Yet the portrait Meacham paints of Bush, informed by an incredible amount of access to the former president, his aides and family members, and the diaries he kept throughout his life, differs from Trump in a crucial way. Despite an intense competitive streak and grand ambitions, Bush also possessed the modesty and humility that today’s GOP frontrunner lacks. Whereas Trump shamelessly touts his own greatness and gleefully insults his rivals and critics, Bush often felt uncomfortable expressing what he deeply believed for many years: He was the best and most qualified man to lead the country.

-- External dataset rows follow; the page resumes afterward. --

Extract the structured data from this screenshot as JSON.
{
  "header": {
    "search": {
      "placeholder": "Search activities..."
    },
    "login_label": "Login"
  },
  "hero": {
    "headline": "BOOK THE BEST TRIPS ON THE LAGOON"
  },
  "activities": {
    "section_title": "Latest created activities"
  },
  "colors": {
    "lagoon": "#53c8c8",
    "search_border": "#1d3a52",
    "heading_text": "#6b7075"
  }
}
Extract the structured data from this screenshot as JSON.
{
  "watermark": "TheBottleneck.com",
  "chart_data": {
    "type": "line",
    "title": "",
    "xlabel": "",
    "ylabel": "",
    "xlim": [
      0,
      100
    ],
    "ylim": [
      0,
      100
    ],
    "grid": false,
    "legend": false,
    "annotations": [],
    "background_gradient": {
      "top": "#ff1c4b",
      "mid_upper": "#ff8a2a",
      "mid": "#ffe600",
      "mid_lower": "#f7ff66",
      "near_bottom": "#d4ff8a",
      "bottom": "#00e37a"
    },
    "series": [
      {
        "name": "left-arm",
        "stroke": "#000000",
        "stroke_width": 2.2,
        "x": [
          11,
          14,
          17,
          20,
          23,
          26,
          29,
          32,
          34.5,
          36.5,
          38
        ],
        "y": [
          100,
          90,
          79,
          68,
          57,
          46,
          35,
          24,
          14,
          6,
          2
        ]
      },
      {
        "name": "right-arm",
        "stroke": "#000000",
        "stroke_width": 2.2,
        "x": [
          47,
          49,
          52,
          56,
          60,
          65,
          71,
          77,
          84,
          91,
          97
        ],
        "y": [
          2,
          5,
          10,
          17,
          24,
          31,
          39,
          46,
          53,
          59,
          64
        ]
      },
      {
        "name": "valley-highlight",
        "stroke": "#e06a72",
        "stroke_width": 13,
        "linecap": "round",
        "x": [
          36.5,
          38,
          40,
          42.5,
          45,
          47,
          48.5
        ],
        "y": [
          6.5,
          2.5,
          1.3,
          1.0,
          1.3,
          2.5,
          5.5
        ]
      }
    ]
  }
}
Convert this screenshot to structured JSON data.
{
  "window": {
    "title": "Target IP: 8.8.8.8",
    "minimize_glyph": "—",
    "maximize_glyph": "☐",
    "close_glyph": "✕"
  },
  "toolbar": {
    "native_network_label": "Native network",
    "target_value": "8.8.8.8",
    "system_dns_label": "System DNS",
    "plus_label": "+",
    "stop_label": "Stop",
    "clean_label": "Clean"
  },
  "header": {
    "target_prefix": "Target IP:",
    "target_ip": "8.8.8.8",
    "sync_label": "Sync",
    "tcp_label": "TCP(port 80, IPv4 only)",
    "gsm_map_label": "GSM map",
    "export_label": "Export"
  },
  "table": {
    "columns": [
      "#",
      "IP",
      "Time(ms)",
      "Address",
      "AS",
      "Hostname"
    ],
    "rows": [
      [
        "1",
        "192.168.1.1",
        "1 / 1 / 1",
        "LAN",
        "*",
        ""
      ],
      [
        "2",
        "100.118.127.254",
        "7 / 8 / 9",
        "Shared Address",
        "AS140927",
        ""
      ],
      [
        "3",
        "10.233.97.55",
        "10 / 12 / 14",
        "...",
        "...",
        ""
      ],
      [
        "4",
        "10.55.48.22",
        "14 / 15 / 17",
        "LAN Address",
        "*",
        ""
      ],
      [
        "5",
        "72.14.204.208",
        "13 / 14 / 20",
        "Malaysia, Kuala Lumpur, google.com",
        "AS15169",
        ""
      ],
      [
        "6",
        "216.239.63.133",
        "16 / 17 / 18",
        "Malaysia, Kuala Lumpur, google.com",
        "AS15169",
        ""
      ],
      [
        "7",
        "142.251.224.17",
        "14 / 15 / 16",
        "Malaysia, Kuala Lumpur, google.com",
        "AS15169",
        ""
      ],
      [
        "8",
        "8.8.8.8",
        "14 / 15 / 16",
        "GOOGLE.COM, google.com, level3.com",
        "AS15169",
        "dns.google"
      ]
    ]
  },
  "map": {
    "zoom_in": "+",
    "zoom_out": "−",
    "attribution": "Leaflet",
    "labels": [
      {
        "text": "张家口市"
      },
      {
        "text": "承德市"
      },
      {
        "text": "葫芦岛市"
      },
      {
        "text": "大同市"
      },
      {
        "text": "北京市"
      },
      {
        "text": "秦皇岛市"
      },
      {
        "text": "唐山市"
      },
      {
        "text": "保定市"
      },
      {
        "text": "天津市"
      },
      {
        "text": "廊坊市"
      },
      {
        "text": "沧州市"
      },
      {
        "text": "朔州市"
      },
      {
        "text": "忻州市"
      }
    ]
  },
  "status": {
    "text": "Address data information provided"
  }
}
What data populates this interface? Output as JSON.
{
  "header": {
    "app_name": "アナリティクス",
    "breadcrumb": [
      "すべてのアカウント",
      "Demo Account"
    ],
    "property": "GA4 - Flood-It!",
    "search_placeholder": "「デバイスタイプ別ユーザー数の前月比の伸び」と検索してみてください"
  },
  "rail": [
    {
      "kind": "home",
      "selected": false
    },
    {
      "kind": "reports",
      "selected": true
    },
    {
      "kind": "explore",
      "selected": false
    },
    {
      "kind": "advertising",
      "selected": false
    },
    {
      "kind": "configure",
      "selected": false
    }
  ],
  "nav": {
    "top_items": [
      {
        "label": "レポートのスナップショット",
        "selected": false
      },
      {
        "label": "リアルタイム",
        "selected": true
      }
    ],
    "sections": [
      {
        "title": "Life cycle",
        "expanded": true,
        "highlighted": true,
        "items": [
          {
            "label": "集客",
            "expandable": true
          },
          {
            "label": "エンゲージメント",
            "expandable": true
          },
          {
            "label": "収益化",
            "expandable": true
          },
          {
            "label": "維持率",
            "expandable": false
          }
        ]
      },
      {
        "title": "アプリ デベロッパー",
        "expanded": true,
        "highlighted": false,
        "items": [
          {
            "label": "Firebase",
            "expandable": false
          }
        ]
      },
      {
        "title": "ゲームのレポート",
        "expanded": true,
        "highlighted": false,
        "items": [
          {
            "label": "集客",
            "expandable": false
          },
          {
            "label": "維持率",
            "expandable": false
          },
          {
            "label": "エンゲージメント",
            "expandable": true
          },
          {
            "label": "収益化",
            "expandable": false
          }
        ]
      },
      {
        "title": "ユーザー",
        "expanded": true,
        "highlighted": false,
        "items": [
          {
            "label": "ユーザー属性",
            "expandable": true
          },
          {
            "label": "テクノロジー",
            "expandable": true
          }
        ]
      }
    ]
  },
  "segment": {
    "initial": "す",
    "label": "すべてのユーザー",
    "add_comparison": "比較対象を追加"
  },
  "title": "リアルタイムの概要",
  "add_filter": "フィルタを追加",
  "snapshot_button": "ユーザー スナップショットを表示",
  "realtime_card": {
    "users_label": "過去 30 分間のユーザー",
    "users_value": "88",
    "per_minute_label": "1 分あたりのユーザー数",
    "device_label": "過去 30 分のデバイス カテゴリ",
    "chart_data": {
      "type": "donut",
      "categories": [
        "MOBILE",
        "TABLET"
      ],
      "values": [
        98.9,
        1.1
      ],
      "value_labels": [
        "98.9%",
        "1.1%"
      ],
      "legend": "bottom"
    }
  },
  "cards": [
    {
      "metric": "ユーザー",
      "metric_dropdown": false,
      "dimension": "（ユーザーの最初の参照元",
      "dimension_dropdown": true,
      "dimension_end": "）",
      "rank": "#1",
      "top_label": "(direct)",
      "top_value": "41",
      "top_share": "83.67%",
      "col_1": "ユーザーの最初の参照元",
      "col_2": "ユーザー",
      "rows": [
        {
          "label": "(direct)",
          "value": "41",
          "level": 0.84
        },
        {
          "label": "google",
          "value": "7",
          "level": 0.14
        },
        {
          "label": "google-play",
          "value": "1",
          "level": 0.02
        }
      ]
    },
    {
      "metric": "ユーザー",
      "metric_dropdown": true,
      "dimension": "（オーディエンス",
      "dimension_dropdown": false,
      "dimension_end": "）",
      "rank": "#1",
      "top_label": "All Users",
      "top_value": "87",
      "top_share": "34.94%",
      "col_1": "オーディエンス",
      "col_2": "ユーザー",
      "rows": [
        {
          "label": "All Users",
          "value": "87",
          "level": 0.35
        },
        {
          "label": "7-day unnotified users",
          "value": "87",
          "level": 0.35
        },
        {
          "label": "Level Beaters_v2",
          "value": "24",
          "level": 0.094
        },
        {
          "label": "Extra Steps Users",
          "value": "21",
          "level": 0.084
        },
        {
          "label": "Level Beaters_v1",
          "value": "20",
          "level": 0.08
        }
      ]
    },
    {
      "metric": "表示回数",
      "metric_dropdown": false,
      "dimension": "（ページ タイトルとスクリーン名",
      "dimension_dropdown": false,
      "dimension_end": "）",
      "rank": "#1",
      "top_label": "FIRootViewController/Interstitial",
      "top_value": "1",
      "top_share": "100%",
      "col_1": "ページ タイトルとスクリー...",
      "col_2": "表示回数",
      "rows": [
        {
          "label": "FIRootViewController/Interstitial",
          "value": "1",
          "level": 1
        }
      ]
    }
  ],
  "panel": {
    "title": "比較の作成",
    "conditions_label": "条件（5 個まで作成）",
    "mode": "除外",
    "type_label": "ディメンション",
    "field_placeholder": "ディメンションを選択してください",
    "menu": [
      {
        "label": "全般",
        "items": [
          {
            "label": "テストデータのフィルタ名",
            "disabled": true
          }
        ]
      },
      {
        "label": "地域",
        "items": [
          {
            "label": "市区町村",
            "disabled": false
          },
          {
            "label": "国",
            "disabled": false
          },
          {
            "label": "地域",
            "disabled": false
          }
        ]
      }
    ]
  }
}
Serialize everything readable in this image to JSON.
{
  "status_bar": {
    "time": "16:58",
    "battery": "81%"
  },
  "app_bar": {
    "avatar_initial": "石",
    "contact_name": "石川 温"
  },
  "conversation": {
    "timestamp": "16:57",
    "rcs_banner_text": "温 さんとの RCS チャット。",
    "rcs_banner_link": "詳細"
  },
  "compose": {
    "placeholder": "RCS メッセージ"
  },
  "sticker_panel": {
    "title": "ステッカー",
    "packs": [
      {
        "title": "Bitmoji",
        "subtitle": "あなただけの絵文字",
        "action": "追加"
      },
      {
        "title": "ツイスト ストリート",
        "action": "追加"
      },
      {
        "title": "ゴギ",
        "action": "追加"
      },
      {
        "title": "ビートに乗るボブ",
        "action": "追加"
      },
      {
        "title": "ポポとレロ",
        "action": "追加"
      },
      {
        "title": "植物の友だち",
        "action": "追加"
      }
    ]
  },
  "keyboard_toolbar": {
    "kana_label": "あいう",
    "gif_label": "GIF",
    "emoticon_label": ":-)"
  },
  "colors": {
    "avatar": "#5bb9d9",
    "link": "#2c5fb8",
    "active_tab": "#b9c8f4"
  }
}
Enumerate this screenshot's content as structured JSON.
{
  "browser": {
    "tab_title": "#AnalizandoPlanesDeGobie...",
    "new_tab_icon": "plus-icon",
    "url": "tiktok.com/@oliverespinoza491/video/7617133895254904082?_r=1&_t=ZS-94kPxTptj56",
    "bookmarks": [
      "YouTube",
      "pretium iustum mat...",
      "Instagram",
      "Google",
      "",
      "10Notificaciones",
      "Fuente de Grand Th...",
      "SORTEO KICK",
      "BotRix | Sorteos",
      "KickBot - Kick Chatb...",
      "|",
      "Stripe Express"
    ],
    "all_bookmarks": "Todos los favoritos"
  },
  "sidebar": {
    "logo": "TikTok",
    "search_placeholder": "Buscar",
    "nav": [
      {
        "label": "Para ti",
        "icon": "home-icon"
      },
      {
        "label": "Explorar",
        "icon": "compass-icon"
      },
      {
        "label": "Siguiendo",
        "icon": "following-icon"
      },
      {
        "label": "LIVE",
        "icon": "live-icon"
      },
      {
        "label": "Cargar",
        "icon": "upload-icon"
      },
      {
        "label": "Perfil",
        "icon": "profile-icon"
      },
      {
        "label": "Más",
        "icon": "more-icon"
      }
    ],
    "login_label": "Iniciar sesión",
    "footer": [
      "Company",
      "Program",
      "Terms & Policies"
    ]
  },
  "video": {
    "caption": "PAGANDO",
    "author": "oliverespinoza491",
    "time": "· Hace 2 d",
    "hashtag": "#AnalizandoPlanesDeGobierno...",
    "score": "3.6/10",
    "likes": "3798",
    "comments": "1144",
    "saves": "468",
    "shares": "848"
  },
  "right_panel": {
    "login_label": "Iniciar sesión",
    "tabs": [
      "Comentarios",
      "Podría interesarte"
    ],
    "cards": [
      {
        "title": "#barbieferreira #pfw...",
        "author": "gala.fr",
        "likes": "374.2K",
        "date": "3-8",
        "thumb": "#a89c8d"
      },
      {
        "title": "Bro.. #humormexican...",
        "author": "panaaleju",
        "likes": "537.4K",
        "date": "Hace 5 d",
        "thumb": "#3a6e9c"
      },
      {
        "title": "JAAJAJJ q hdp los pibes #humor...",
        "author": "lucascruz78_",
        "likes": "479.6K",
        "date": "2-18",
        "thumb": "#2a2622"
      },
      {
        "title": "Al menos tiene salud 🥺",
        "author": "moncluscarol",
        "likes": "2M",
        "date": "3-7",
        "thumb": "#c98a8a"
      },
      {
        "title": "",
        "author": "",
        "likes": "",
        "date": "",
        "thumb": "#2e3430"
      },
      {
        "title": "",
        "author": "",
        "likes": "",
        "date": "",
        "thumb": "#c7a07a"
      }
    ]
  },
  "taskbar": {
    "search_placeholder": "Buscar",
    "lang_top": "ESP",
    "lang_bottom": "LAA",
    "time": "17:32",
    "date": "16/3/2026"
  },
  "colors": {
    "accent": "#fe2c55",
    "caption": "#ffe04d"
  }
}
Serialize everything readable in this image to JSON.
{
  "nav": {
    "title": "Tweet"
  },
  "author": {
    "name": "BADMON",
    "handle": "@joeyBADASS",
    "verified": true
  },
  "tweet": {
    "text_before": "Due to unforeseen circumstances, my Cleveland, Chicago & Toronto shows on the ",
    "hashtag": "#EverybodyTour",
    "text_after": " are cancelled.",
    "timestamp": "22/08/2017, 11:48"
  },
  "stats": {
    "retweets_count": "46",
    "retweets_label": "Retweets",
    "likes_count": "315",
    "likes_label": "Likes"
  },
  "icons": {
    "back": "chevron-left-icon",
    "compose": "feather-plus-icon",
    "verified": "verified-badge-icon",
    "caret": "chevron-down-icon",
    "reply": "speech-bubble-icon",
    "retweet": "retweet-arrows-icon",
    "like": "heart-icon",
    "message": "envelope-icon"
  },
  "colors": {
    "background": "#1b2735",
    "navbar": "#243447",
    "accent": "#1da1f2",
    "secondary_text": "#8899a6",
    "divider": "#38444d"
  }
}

Meacham demonstrates how this element of Bush’s character was passed down from his ancestors by tracing the family’s long history in the United States. In 1889, a eulogy for James Smith Bush, the future president’s great-grandfather, contained this line: “Interested in all public questions, possessing strong opinions, and having the courage of his convictions, he never was offensive or aggressive in asserting them.”
Growing up in Greenwich, Connecticut, Bush and his siblings were raised to compete and to win but to do so humbly and gracefully. At Andover, the prestigious New England prep school, Bush distinguished himself on the baseball field and, eventually, in the classroom but seemed most recognized for his kindness.
These traits remained on display throughout his adult life, from his military service in World War II to his success in the oil business and eventual rise to prominence in government. His character was reflected in his approach to politics. Writing about Bush’s first, unsuccessful run for the White House in 1980, Meacham says: “Bush acknowledged that he was neither wonk nor ideologue. He saw politics more in terms of consensus than of ideology. One ran for office — and did what partisanship required to win elections — in order to amass power to serve the larger good. For Bush, the work of government was less about radical reform than it was about careful stewardship.”
Meacham’s book is, of course, about more than Bush’s character and how it influenced his political career. It also tells the story of the second half of the 20th century in America through the lens of a man who was involved in so many pivotal moments, from World War II and Watergate to the age of Reagan and Bush’s own White House years.
And when he finally did win his party’s nomination in 1988, Bush’s speech at the GOP convention called for a “kinder, gentler nation.” I wouldn’t expect to hear a similar notion in Cleveland this summer if Trump is the nominee.
I won’t be there to see the Republican front-runner put on quite a show in South Bend, either. Instead, I’ll sit a mile away on my porch, thinking about a humble, dignified man who left office 23 years ago.
Kevin Brennan is the alumni editor of this magazine.